Merit of t-test vs repeated measures

In a cohort study, patients have been enrolled for a new method of treatment of a condition. The measurement of interest, for example, tumour size is taken at baseline (BL) ie before treatment, the treatment is then given and the tumour size is then measured every 4 weeks for 40 weeks (ie we have a total of 11 measurements with one BL and the rest post treatment). The analysis of interest is change in tumour size from BL to week 40.

This was recommended by someone else to be done using a paired sample t-test between BL and week 40 and supplement with a p-value and confidence interval. However I feel that using a repeated measures mixed effects model with tumour size as dependant variable and time and possibly the BL value as independent variables (ancova), would be more suitable. This way we utilise all of the data rather than just the two time points.

Please can someone explain to me the benefit of using one method over the other? Can the t-test give a realistic view of the treatment impact whilst ignoring all the middle values?

• I heard a similar question come up in a paper review. There the answer was to use ANOVA instead of a paired t-test. I'm interested to read more answers and comments, and found this interesting: theanalysisfactor.com/… Nov 1, 2018 at 23:00
• For a start, if you're going to use a t test, it will have to be a paired t test and not a two-sample t test. Nov 2, 2018 at 2:50

This is not so much a question about what test to use, but what question you're asking.

If this were a randomised controlled trial, you would be forced to define a primary outcome.
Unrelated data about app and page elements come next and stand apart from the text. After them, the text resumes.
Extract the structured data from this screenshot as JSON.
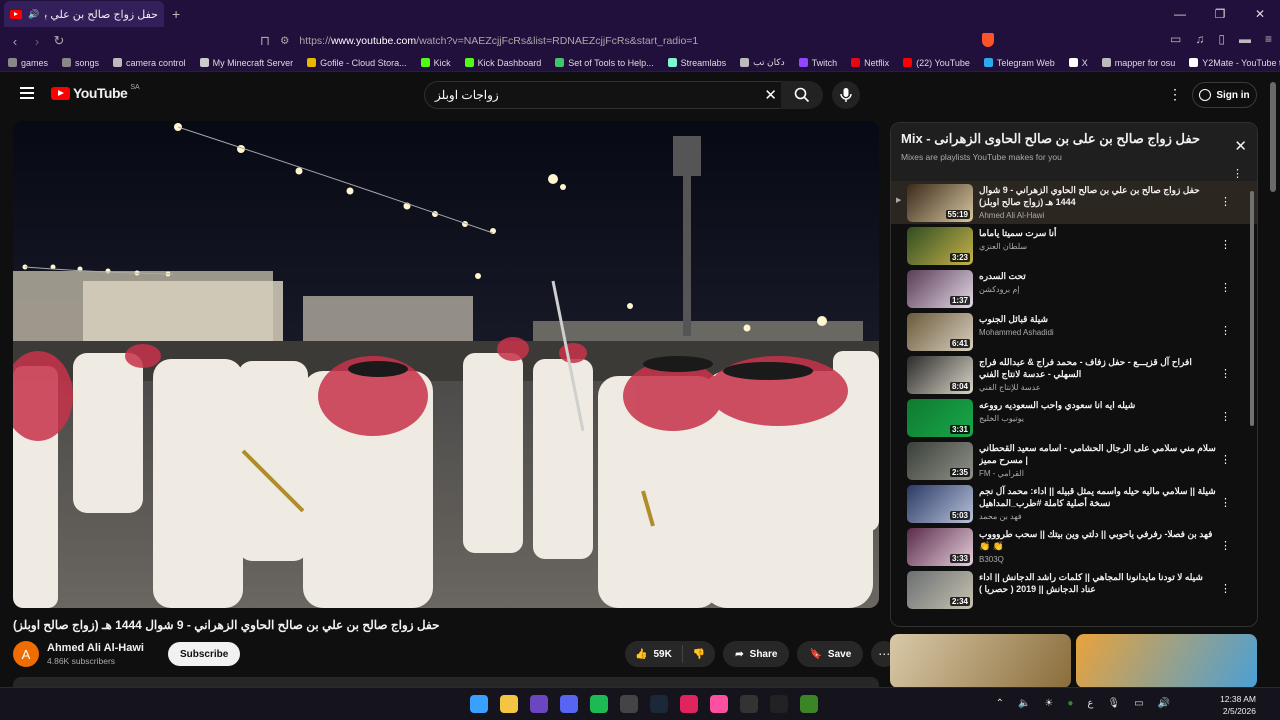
{
  "browser": {
    "tab_title": "حفل زواج صالح بن علي بن صالح الح",
    "url_scheme": "https://",
    "url_host": "www.youtube.com",
    "url_path": "/watch?v=NAEZcjjFcRs&list=RDNAEZcjjFcRs&start_radio=1",
    "bookmarks": [
      {
        "label": "games",
        "color": "#888888"
      },
      {
        "label": "songs",
        "color": "#888888"
      },
      {
        "label": "camera control",
        "color": "#bbbbbb"
      },
      {
        "label": "My Minecraft Server",
        "color": "#cccccc"
      },
      {
        "label": "Gofile - Cloud Stora...",
        "color": "#e6b800"
      },
      {
        "label": "Kick",
        "color": "#53fc18"
      },
      {
        "label": "Kick Dashboard",
        "color": "#53fc18"
      },
      {
        "label": "Set of Tools to Help...",
        "color": "#43c46b"
      },
      {
        "label": "Streamlabs",
        "color": "#80f5d2"
      },
      {
        "label": "دكان تب",
        "color": "#bbbbbb"
      },
      {
        "label": "Twitch",
        "color": "#9146ff"
      },
      {
        "label": "Netflix",
        "color": "#e50914"
      },
      {
        "label": "(22) YouTube",
        "color": "#ff0000"
      },
      {
        "label": "Telegram Web",
        "color": "#2aabee"
      },
      {
        "label": "X",
        "color": "#ffffff"
      },
      {
        "label": "mapper for osu",
        "color": "#bbbbbb"
      },
      {
        "label": "Y2Mate - YouTube t...",
        "color": "#ffffff"
      }
    ]
  },
  "youtube": {
    "logo_text": "YouTube",
    "country_code": "SA",
    "search_value": "زواجات اوبلز",
    "sign_in_label": "Sign in"
  },
  "video": {
    "title": "حفل زواج صالح بن علي بن صالح الحاوي الزهراني - 9 شوال 1444 هـ (زواج صالح اوبلز)",
    "channel_name": "Ahmed Ali Al-Hawi",
    "channel_initial": "A",
    "subscribers": "4.86K subscribers",
    "subscribe_label": "Subscribe",
    "likes": "59K",
    "share_label": "Share",
    "save_label": "Save"
  },
  "mix": {
    "title": "Mix - حفل زواج صالح بن على بن صالح الحاوى الزهرانى",
    "subtitle": "Mixes are playlists YouTube makes for you",
    "items": [
      {
        "title": "حفل زواج صالح بن علي بن صالح الحاوي الزهراني - 9 شوال 1444 هـ (زواج صالح اوبلز)",
        "channel": "Ahmed Ali Al-Hawi",
        "duration": "55:19",
        "colors": [
          "#3a2a1a",
          "#d8c7a0"
        ]
      },
      {
        "title": "أنا سرت سميتا ياماما",
        "channel": "سلطان العنزي",
        "duration": "3:23",
        "colors": [
          "#2f4d22",
          "#c7b24a"
        ]
      },
      {
        "title": "تحت السدره",
        "channel": "إم برودكشن",
        "duration": "1:37",
        "colors": [
          "#5a3b55",
          "#e3d9e8"
        ]
      },
      {
        "title": "شيلة قبائل الجنوب",
        "channel": "Mohammed Ashadidi",
        "duration": "6:41",
        "colors": [
          "#6b5a3a",
          "#d9d0c0"
        ]
      },
      {
        "title": "افراح آل قزيـــع - حفل زفاف - محمد فراج & عبدالله فراج السهلي - عدسة لانتاج الفني",
        "channel": "عدسة للإنتاج الفني",
        "duration": "8:04",
        "colors": [
          "#2b2b2b",
          "#dcd6c8"
        ]
      },
      {
        "title": "شيله ايه انا سعودي واحب السعوديه رووعه",
        "channel": "يوتيوب الخليج",
        "duration": "3:31",
        "colors": [
          "#0f7a2f",
          "#18a84a"
        ]
      },
      {
        "title": "سلام مني سلامي على الرجال الحشامي - اسامه سعيد القحطاني | مسرح مميز",
        "channel": "FM - القرامي",
        "duration": "2:35",
        "colors": [
          "#3b3f3a",
          "#8e9288"
        ]
      },
      {
        "title": "شيلة || سلامي ماليه حيله واسمه يمثل قبيله || اداء: محمد آل نجم نسخة أصلية كاملة #طرب_المداهيل",
        "channel": "فهد بن محمد",
        "duration": "5:03",
        "colors": [
          "#2a3a66",
          "#b9c2d8"
        ]
      },
      {
        "title": "فهد بن فصلا- رفرفي ياحوبي || دلتي وين بيتك || سحب طروووب 👏 👏",
        "channel": "B303Q",
        "duration": "3:33",
        "colors": [
          "#5a2b4a",
          "#e6cfdc"
        ]
      },
      {
        "title": "شيله لا تودنا مايدانونا المجاهي || كلمات راشد الدجانش || اداء عناد الدجانش || 2019 ( حصريا )",
        "channel": "",
        "duration": "2:34",
        "colors": [
          "#6b6f72",
          "#c7c2b0"
        ]
      }
    ]
  },
  "recommendations": [
    {
      "colors": [
        "#d9c9a8",
        "#8a6d3b"
      ]
    },
    {
      "colors": [
        "#e9a23b",
        "#4aa0d6"
      ]
    }
  ],
  "taskbar": {
    "time": "12:38 AM",
    "date": "2/5/2026",
    "lang": "ع",
    "apps": [
      {
        "name": "start",
        "color": "#3aa0ff"
      },
      {
        "name": "explorer",
        "color": "#f4c542"
      },
      {
        "name": "brave",
        "color": "#6b46c1"
      },
      {
        "name": "discord",
        "color": "#5865f2"
      },
      {
        "name": "spotify",
        "color": "#1db954"
      },
      {
        "name": "chrome",
        "color": "#444444"
      },
      {
        "name": "steam",
        "color": "#1b2838"
      },
      {
        "name": "app-red",
        "color": "#e0245e"
      },
      {
        "name": "app-pink",
        "color": "#ff4fa0"
      },
      {
        "name": "notes",
        "color": "#333333"
      },
      {
        "name": "app-circle",
        "color": "#222222"
      },
      {
        "name": "minecraft",
        "color": "#3c8527"
      }
    ]
  }
}
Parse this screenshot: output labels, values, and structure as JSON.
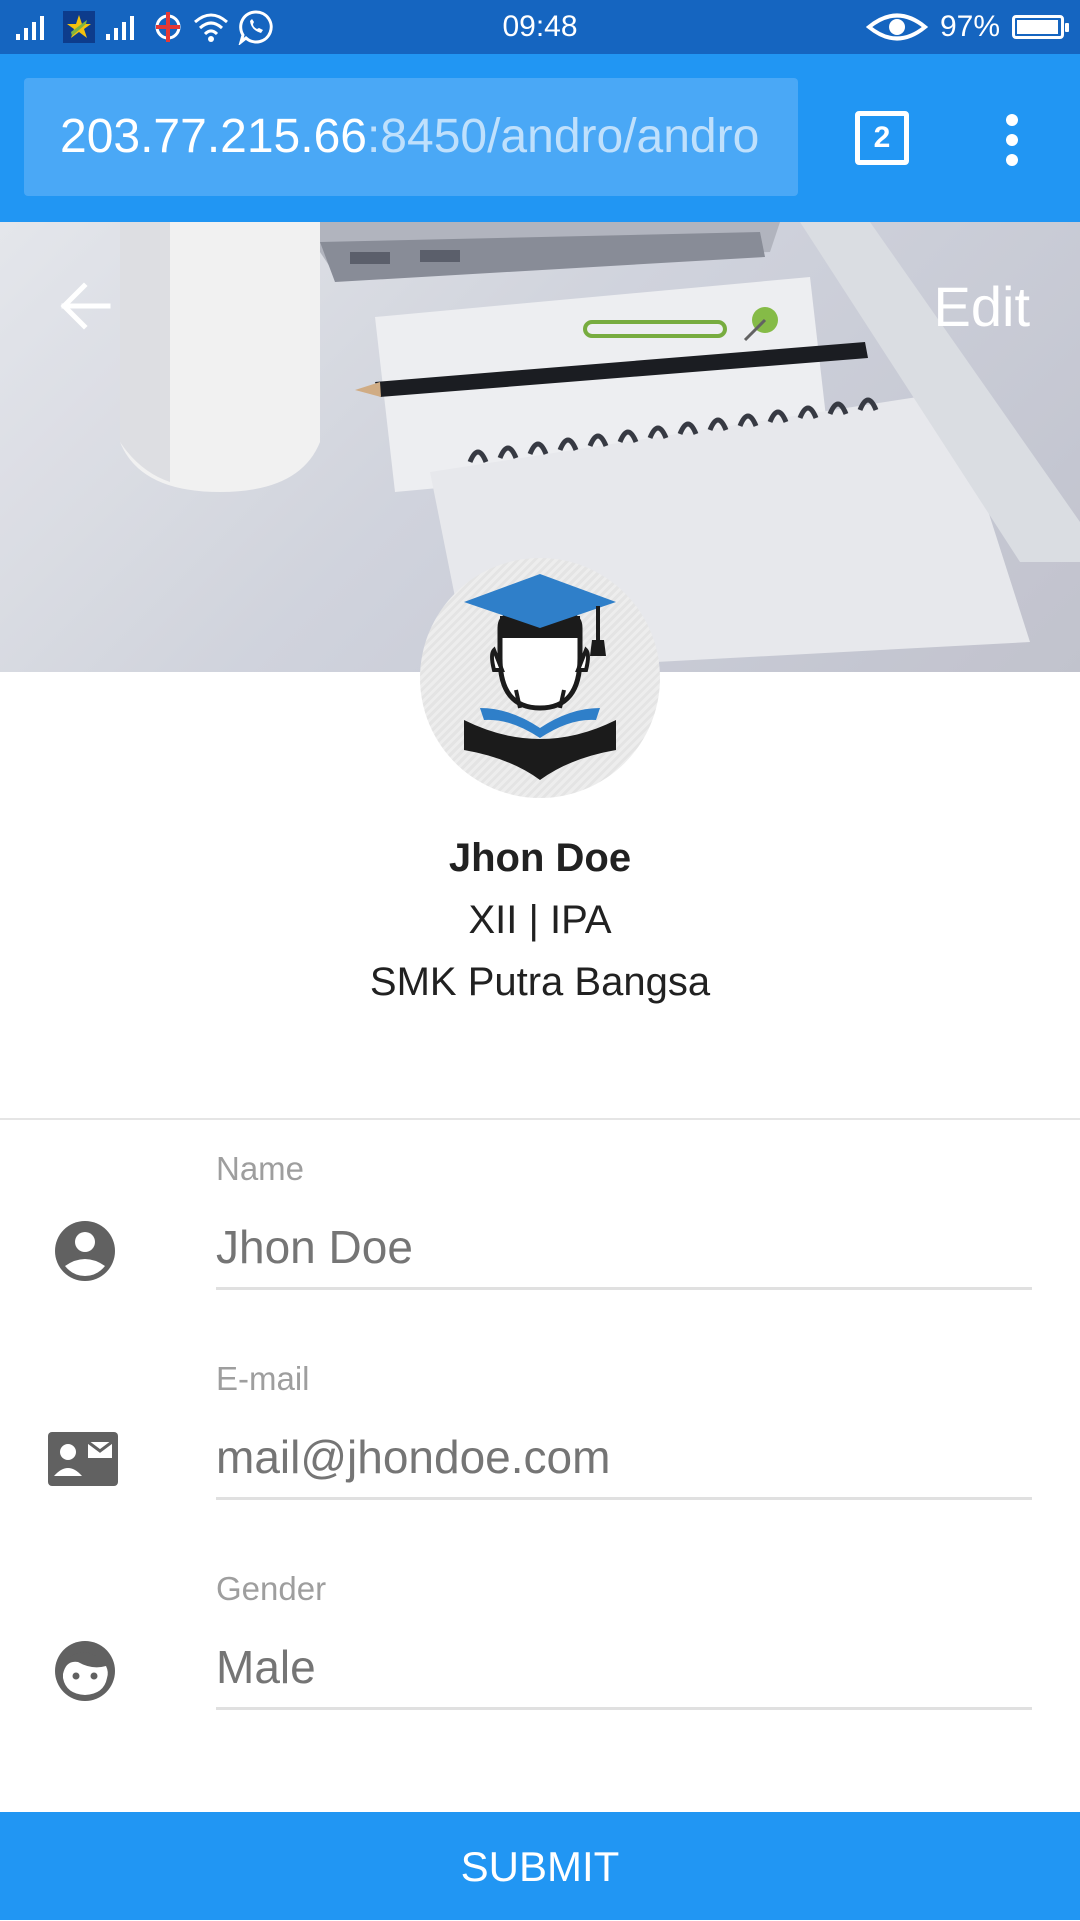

For example, it might be survival at 40 weeks in those receiving drug A versus those receiving drug B. Given that you have defined the outcome, it is easy enough to choose the test statistic.

In your case, I think you and four friend are both interpreting the situation in different, yet equally valid, ways. That is, you are interested in one research question and he is interested in another.

I suggest that you think carefully about the research question you wish to answer. Then, the analysis plan should flow naturally from that point.

Good luck.